## WHAT TO WORK ON
Using the records below, filter for lines that contain the string "image" and copy them out.

Element data from apps and pages:
------------------------------------------------------------------------
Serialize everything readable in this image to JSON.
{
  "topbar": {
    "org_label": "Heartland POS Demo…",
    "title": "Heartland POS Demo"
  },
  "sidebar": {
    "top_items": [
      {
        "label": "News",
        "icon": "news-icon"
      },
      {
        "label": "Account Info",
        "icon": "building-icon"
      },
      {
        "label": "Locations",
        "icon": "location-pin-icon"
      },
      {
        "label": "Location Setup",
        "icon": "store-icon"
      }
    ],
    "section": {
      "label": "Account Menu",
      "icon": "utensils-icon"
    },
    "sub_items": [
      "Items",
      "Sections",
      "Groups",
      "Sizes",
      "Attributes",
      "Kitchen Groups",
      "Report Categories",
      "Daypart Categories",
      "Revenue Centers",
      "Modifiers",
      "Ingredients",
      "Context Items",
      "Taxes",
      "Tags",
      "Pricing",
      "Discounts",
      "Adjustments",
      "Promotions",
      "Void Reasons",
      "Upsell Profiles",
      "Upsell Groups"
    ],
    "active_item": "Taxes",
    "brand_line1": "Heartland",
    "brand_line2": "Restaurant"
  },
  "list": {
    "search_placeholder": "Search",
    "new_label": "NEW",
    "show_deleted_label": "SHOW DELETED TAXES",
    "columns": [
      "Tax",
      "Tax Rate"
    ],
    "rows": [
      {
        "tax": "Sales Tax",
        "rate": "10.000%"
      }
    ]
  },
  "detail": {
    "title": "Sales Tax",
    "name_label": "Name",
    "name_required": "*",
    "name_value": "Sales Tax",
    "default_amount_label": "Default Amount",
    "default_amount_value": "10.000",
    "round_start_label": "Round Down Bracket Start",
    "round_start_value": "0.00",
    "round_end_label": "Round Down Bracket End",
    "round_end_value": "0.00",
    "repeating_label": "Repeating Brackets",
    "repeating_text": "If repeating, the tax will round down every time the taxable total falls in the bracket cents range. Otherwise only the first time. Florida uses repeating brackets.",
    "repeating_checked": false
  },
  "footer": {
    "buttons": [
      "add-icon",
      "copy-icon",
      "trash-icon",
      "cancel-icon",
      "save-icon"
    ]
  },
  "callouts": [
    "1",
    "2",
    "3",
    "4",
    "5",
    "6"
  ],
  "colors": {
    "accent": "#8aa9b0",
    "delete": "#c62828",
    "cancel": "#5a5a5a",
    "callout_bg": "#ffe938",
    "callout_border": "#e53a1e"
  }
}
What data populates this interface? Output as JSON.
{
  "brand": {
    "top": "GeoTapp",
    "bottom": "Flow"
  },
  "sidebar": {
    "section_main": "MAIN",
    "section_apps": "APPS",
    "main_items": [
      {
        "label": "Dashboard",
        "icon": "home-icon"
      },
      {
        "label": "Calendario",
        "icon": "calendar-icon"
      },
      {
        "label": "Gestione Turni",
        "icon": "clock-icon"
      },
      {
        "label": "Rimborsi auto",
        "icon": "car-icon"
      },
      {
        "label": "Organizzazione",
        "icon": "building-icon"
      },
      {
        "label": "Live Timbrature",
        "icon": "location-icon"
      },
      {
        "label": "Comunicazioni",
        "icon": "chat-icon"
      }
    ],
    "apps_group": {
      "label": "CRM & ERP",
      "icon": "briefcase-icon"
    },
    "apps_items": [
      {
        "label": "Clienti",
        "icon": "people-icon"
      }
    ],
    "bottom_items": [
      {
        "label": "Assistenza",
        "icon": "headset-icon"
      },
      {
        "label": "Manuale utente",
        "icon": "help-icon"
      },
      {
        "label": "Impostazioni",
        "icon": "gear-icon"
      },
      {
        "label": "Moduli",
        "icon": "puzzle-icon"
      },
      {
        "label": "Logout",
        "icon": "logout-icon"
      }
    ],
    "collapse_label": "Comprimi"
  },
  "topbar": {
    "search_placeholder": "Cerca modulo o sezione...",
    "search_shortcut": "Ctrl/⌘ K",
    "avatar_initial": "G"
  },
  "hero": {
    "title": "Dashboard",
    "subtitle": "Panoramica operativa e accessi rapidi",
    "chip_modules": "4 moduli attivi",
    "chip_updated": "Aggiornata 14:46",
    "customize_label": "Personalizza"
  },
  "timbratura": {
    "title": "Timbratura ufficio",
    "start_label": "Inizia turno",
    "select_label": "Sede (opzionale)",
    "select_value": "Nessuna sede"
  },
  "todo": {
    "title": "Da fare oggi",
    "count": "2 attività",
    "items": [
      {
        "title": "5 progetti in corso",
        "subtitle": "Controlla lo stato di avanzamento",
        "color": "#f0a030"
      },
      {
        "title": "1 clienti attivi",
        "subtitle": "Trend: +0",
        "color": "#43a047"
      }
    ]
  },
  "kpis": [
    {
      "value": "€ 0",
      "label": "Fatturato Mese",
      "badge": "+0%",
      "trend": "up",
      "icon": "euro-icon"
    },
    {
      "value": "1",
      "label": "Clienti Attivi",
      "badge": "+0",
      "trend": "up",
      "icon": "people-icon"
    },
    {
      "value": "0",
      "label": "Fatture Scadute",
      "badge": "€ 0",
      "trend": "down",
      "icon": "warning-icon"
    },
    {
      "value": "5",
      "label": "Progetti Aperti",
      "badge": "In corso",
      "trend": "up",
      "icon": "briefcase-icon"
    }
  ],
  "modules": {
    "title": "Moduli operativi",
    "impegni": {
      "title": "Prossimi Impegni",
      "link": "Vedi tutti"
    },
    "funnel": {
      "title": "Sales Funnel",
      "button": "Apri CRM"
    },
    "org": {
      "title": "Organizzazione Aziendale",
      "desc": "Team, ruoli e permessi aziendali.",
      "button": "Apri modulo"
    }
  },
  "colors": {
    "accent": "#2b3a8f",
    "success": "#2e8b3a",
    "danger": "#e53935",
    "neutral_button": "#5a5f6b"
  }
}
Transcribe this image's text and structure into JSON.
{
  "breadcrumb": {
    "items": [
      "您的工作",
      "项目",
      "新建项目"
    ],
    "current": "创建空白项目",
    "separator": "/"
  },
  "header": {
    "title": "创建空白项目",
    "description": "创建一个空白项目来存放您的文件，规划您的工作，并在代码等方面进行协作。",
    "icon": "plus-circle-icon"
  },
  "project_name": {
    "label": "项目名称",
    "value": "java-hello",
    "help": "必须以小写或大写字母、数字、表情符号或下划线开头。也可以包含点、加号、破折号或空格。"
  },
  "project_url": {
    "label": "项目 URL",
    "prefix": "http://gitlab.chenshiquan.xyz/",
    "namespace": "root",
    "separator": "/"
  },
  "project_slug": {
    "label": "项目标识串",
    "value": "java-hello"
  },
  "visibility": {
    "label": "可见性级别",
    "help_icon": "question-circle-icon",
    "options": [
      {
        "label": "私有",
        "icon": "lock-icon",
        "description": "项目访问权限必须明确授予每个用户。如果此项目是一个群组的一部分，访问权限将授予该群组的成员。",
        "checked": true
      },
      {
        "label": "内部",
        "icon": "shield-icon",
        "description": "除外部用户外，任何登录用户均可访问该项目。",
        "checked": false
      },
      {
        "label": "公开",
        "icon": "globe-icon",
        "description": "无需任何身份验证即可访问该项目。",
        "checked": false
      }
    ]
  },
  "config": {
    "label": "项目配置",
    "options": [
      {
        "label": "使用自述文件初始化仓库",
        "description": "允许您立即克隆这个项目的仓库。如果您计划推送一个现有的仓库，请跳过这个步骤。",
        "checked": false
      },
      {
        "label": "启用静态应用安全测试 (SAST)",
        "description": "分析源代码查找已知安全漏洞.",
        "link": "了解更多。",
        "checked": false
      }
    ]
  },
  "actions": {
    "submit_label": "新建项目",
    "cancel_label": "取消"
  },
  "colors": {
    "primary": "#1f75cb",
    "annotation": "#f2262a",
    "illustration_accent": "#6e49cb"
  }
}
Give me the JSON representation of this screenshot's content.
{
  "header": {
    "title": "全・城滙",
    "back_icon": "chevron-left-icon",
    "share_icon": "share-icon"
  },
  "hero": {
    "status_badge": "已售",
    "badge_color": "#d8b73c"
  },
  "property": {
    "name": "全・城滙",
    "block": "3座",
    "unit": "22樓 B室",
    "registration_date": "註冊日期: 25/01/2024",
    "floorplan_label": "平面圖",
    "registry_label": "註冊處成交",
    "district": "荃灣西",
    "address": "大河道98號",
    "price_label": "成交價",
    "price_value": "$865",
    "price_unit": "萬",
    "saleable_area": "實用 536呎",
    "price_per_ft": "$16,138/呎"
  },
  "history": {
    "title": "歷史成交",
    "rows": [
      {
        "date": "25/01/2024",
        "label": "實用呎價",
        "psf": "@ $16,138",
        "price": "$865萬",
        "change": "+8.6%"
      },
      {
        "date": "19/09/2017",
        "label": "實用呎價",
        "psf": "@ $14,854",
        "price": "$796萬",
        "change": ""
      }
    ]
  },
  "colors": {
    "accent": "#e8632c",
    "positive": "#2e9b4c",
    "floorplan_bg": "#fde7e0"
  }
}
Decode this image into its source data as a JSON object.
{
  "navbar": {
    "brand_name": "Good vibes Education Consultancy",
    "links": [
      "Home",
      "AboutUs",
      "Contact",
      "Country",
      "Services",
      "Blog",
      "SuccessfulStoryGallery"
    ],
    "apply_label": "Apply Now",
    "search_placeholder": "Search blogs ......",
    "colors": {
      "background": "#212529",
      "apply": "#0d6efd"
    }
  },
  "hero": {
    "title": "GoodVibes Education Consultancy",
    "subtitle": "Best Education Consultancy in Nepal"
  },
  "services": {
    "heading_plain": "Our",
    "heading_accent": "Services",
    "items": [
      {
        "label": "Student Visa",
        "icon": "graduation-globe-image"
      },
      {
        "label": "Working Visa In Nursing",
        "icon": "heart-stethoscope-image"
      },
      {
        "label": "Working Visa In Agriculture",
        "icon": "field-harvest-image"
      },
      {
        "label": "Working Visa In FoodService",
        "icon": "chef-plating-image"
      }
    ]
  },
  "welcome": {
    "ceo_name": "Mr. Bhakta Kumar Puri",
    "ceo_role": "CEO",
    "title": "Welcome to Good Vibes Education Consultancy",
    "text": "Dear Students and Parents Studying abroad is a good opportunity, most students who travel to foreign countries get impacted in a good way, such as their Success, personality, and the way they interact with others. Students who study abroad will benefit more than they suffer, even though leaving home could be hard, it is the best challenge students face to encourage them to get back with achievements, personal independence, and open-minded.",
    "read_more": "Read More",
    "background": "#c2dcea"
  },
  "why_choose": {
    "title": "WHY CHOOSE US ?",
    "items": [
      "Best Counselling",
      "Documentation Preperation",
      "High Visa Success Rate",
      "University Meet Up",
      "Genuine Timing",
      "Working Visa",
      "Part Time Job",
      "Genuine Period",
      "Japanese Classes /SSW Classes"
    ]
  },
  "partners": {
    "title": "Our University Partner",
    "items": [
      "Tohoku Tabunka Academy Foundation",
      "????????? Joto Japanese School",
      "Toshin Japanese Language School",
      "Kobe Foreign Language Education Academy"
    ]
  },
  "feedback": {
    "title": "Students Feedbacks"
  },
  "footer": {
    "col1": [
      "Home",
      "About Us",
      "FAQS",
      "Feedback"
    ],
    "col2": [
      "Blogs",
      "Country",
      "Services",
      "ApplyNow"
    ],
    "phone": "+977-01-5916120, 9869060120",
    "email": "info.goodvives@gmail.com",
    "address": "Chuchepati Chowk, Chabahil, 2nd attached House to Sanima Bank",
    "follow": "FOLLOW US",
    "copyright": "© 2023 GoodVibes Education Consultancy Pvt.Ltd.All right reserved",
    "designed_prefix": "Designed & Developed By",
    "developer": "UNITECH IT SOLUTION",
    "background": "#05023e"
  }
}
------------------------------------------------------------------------
## YOUR SOLUTION
Serialize everything readable in this image to JSON.
Transcribe this image's text and structure into JSON.
Decode this image into its source data as a JSON object.
        "icon": "graduation-globe-image"
        "icon": "heart-stethoscope-image"
        "icon": "field-harvest-image"
        "icon": "chef-plating-image"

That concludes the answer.